Showing posts with label funding ratio. Show all posts
Showing posts with label funding ratio. Show all posts

Apr 30, 2009

DNB report on Credit Crisis

As experienced actuaries you'll probably know that 'De Nederlandsche Bank' (DNB) is the Dutch supervisor on banks, pension funds, insurers and mutual funds.

Recently DNB reported about the effects of the credit crisis.

You may find the report in the recently published:

Main articles in this interesting bulletin discuss the following topics:
  • Capital market financing more difficult and more expensive in 2008
  • Dutch banks scaled down foreign activities
  • Dutch pension funds fail in realizing indexation ambitions in 2009

The bulletin also includes a description of the fully revised statistics of investment funds.

The Dutch save massively for their pensions. To supplement their future state old age pension, nearly 6 million employees save for a pension at a pension fund. At end-2007, over 2.5 million persons received a pension benefit.

These savings have accumulated into a collective nest egg of around EUR 575 billion, i.e. nearly EUR 80,000 per Dutch household (end-2008).

For many households, pension savings are by far their largest financial asset. As a result of the credit crisis, pension funds saw their financial position deteriorate. In 2008, the pension funds’ average nominal funding ratio dropped from 144% to 95%

Chart: Funding ratio.
Broken down by interest rate effect and return on equities

According to a survey among the largest 25 pension funds, the pension sector, too, is being impacted by the credit crisis.

Following catch-up indexation last year, pension benefits will probably be indexed on average at a mere 0.2% this year. This means a loss of purchasing power for pensioners, even though the price level has fallen since the summer of 2008. Many pension entitlements accrued by employees, too, are not being indexed.

In 2009, pension contributions will rise, especially those of employers with an independent company pension fund. Employees, too, will be paying higher contributions.

Interested? More info at DNB


Mar 14, 2009

Pension Recovery: Yearly Negative Indexation

Hold your breath...
Since 2008, according to Milliman, the average funding ratio of the top 100 US (largest) Pension Funds has fallen from 99,6% to 71,7%.

Dutch pension funds developments are comparable.

One way of the other, pension funds have to plan their way out of this financial crisis.

On january 29, 2009, on a NETSPAR meeting, Theo Nijman, Professor Investment Theory of the Tilburg University, gave a presentation called Optimal design of recovery plans.

Nijman's recovery model
Summarized, Nijman shows several recovery options:
  1. Do nothing:
    Hope that financial markets will recover and the interest rates will rise

  2. Use control instruments:
    • Indexation cuts, or no indexation of entitlements
    • Recovery contributions (sponsor, employee)
    • Return on mismatch (gamble)
    • Reduction, if no recovery plan can satisfy the criteria:
      Reduction of guarantees

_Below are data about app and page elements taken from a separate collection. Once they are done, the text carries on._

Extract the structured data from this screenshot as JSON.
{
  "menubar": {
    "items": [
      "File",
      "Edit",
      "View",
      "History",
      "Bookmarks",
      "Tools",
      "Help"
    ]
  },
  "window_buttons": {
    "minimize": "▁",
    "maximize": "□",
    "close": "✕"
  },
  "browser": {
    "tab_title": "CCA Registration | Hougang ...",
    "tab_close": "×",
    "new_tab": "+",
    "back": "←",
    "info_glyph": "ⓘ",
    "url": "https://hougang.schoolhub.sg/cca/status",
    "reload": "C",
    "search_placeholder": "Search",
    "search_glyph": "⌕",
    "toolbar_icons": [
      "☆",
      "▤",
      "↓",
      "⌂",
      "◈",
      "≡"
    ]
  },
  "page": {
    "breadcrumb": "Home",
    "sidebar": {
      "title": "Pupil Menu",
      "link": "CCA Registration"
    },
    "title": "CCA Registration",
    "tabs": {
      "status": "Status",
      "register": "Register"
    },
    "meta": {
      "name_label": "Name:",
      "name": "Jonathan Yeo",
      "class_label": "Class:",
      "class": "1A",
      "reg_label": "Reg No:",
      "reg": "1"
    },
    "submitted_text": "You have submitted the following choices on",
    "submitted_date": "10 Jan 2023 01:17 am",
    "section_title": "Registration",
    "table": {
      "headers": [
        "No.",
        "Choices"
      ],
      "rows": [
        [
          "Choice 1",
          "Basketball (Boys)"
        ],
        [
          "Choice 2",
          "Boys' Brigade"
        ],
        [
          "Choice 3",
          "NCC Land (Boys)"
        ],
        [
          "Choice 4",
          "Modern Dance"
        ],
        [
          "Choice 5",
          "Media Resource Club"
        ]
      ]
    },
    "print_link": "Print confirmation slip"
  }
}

Recovery by Maggid
Although all kind of (IRS) regulations are in place, basically there's no reason for panic....
Everything in life is based on trust. So are our (ALM and VAR) models.

This implies that the only way out, is to stick to our models and their corresponding strategies as much as possible, which means in principle: Do nothing.

However, what we do need to do, is to (re)define and maintain our indexation strategy as follows:

Yearly negative indexation
This strategy implicates that for pension funds with funding ratio's of 80% or less, we'll have to apply "yearly negative indexation".

One off reduction of entitlements is not necessary in this situation and would be 'clumsy', unless the funding ratio would be less than 60% (you have to draw the line somewhere).

In fact this 'negative indexation' is not really new, it's just that we haven't been in this kind of situation before and because we didn't think we would end up in this scenario, we didn't develop any policy. Let's do it now!
Yearly negative indexation is in fact no more than the logical natural opposite of (positive) indexation.

In good times there's positive indexation en in bad times negative indexation, it's a simple as that. Books closed.

Redefine risk strategy?
Last but not least: if we never ever want to end up in a (crisis)situation like this again, we should redefine our risk strategy and select an asset mix that fits to a lower risk/return level.

The question is, when it's the the right time to reallocate, will you actually do it?